Tuesday, 22 October 2013
A consideration for those whose children who do not even begin school
There has been some debate on one of the internet lists lately about, among other things, muscle tone. A parent whose child did not start school remarks, quite correctly, that had her son been at school, a particular type of muscle disorder might have been picked up far sooner. On a personal level, I will admit that my daughter has reached the age of twenty and has never in the whole course of her life, had a hearing test. This was of course somewhat remiss of me; it would have been easy enough to arrange.

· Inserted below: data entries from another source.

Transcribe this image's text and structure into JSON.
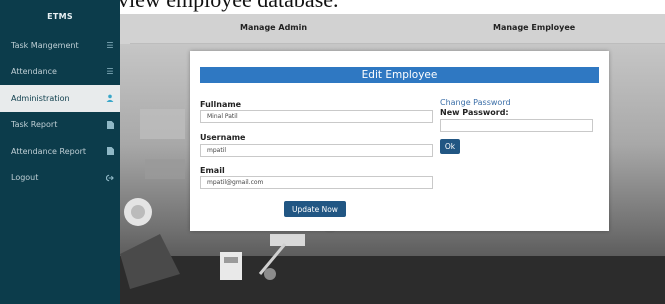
{
  "top_fragment": "view employee database.",
  "sidebar": {
    "brand": "ETMS",
    "items": [
      {
        "label": "Task Mangement",
        "icon": "list-icon",
        "active": false
      },
      {
        "label": "Attendance",
        "icon": "list-icon",
        "active": false
      },
      {
        "label": "Administration",
        "icon": "user-icon",
        "active": true
      },
      {
        "label": "Task Report",
        "icon": "document-icon",
        "active": false
      },
      {
        "label": "Attendance Report",
        "icon": "document-icon",
        "active": false
      },
      {
        "label": "Logout",
        "icon": "logout-icon",
        "active": false
      }
    ]
  },
  "header": {
    "tab_admin": "Manage Admin",
    "tab_employee": "Manage Employee"
  },
  "modal": {
    "title": "Edit Employee",
    "fullname_label": "Fullname",
    "fullname_value": "Minal Patil",
    "username_label": "Username",
    "username_value": "mpatil",
    "email_label": "Email",
    "email_value": "mpatil@gmail.com",
    "update_button": "Update Now",
    "change_password_link": "Change Password",
    "new_password_label": "New Password:",
    "new_password_value": "",
    "ok_button": "Ok"
  },
  "colors": {
    "sidebar_bg": "#0c3c4b",
    "modal_header": "#2f78c2",
    "button_bg": "#215683",
    "link": "#3c6fa8"
  }
}
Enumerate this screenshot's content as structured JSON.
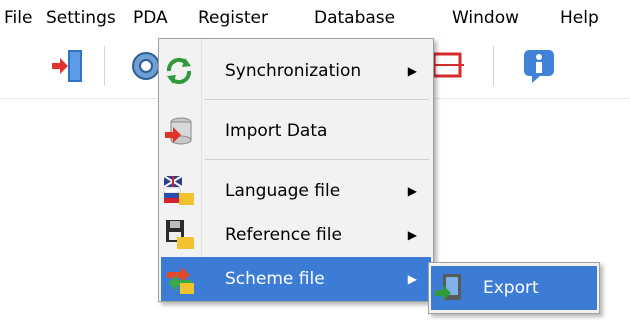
{
  "menubar": {
    "items": [
      "File",
      "Settings",
      "PDA",
      "Register",
      "Database",
      "Window",
      "Help"
    ]
  },
  "toolbar": {
    "buttons": [
      "exit-door-icon",
      "gear-icon",
      "red-frame-icon",
      "info-icon"
    ]
  },
  "pda_menu": {
    "items": [
      {
        "label": "Synchronization",
        "icon": "sync-arrows-icon",
        "has_submenu": true
      },
      {
        "label": "Import Data",
        "icon": "database-import-icon",
        "has_submenu": false
      },
      {
        "label": "Language file",
        "icon": "flags-folder-icon",
        "has_submenu": true
      },
      {
        "label": "Reference file",
        "icon": "floppy-folder-icon",
        "has_submenu": true
      },
      {
        "label": "Scheme file",
        "icon": "scheme-arrows-folder-icon",
        "has_submenu": true,
        "selected": true
      }
    ],
    "submenu_arrow": "▶"
  },
  "scheme_submenu": {
    "items": [
      {
        "label": "Export",
        "icon": "export-device-icon",
        "selected": true
      }
    ]
  },
  "colors": {
    "selection": "#3d7cd4",
    "menu_bg": "#f2f2f2"
  }
}
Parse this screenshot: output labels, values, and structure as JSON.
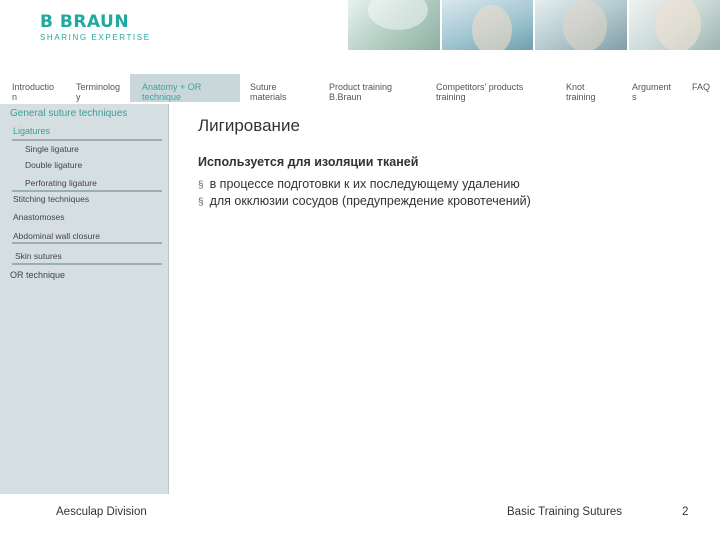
{
  "header": {
    "brand": "B BRAUN",
    "tagline": "SHARING EXPERTISE"
  },
  "nav": [
    {
      "label": "Introductio\nn"
    },
    {
      "label": "Terminolog\ny"
    },
    {
      "label": "Anatomy + OR\ntechnique",
      "active": true
    },
    {
      "label": "Suture\nmaterials"
    },
    {
      "label": "Product training\nB.Braun"
    },
    {
      "label": "Competitors' products\ntraining"
    },
    {
      "label": "Knot\ntraining"
    },
    {
      "label": "Argument\ns"
    },
    {
      "label": "FAQ"
    }
  ],
  "sidebar": {
    "section": "General suture techniques",
    "items": [
      "Ligatures",
      "Single ligature",
      "Double ligature",
      "Perforating ligature",
      "Stitching techniques",
      "Anastomoses",
      "Abdominal wall closure",
      "Skin sutures",
      "OR technique"
    ]
  },
  "content": {
    "title": "Лигирование",
    "subtitle": "Используется для изоляции тканей",
    "bullet_mark": "§",
    "bullets": [
      "в процессе подготовки к их последующему удалению",
      "для окклюзии сосудов (предупреждение кровотечений)"
    ]
  },
  "footer": {
    "left": "Aesculap Division",
    "center": "Basic Training Sutures",
    "page": "2"
  },
  "colors": {
    "accent": "#3da39b",
    "sidebar_bg": "#d5dfe2",
    "nav_active_bg": "#c9d7db"
  }
}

We sometimes forget that children at school routinely receive oversight, which is likely to bring to light abnormalities and matters of concern. These may range from the relatively trivial, such as a slight hearing loss in certain frequencies or a tendency to be a little overweight, to the more serious; a tentative diagnosis of autistic spectrum disorder, for example. This constant scrutiny of children by professionals who have been trained to pick up on anything from poor eyesight to an inability to play appropriately with other children can be very helpful. Of course, it isn’t perfect; many problems get overlooked. But as a rough and ready screening process, it is invaluable.
Parents are the often not the best people to spot problems in their children. Nobody likes being told that their child is different; still less that there might be something ‘wrong’ with the child. This is where teachers and the health workers who carry out things like the School Entry Health Check are very useful. They are more objective than we are and better able to make an objective judgement about things like the acquisition of expressive language, the speed with which a child grasps the concept of sequencing and the level of social skills possessed by one of the pupils.
Children, like my own daughter, who never start school miss out on all this. There is no doubt that some home educated children who have various syndromes are delayed in getting help as a consequence. How many of us recognise the signs and symptoms of hypotonia, to give one instance? I’m not sure that anything could, or indeed should, be done about this. It is just something that one sees home educating parents mention from time to time and is worth bearing in mind if you have a child who has never been to school.